Grand Cooly, near the camp of Moses'
Indians, three Indians camo into their
camp after a talk, during which, Thorp
demanded their intentions and asked
them to give their guns up in token o
good faith. Certain suspicious actions;
on their part occurred, and in reaching
for the gun of the father of one of tho
prisoners, he suddenly drew back and
fired his rifle point blank at Thqrp.
Not wishing to bo blamed for precipi
tating another Indian war, he told his
men not to fire, but the other two In?
dians commenced firing, and in attempt?
ing to fire his pistol he was grappled
by the two prisoners; then Pleasant
Bounds fired at the oid Indian and hit
him. The prisoners then tried to stab
Thorp, who got one arm free and
knocked one of the prisoners down.
The action then became pretty general,
One prisoner received a pistol shot in
his center, which caused him to fall for
ward and drop. The Indians then re
treated toward their horses and mount
ing, rode off with all of Thorp's horses
(eighteen) and their own. Martin
Rosell, another pf Thorp's men receiv.
ed three wounds in tho hand and arm.
It is the action of a little indepent par
ty, and ns the Indians around there do
not endorse the auPaTraTSrrha'
ised to recapture and return the pris
oners and horses I don't think anything
will como out of it.
H.lKl.tF. .MATTERS.
We are not at liberty to publish pri
vate dispatches, nor would we flbuso
confidence reposed in us to .that extent,
concerning the negotiations and agree-.
inents of those concerned in the San,
Francisco, Astoria, and Portjand lines,
but this much we are privileged to say,
that it Is very doubtful if there will bo
any more opposition. And on this
point we may say that we shall not feel

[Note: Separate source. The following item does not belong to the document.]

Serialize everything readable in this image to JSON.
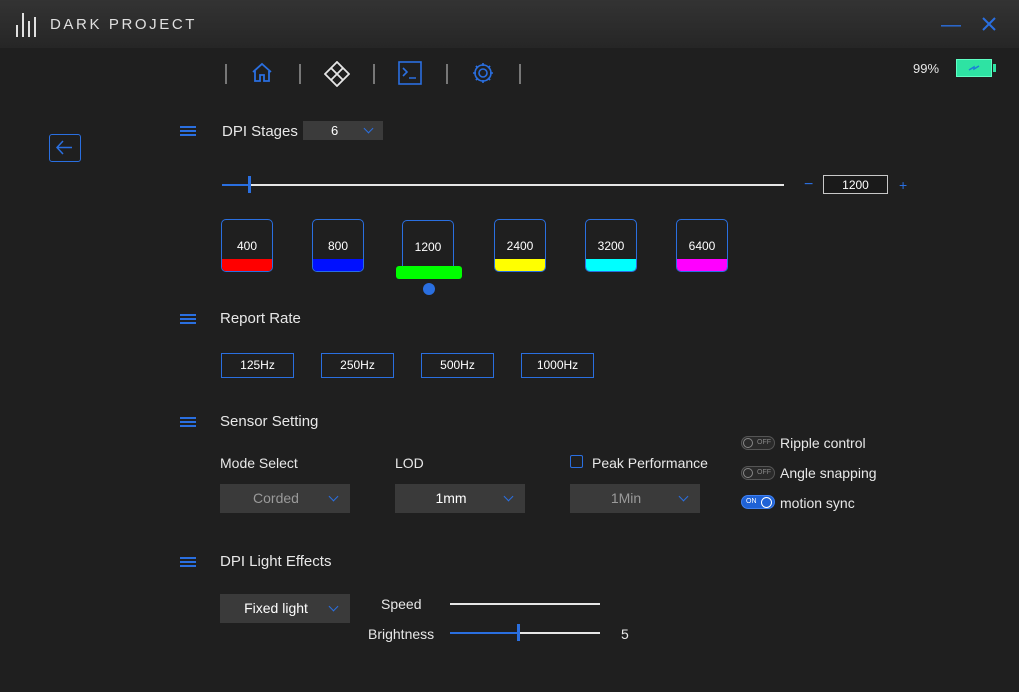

any deep regrets, for various reasons,
chief of which is that ruinously low rates
arc not of benefit to tho state nor to tho
owners of vessels, Mr, Cornwall has
no doubt purchased the steamship
Knickerbocker, and the new steamship
State of California will be here soon ;
but all will share alike, should Mr.
Cornwall put the Knickerbocker on,and
freights and fares will very likely bo
as follows
First cabin $15 00
Second cabin 10 0Q
Steerage , 8 00
Freight per ton ....,,,... 2 50
Bona fide immigrants will be passed
at half rates, first and second cabin, or
steerage, according to their choice,
California Street
1 ,! no-.?..- t1T It '.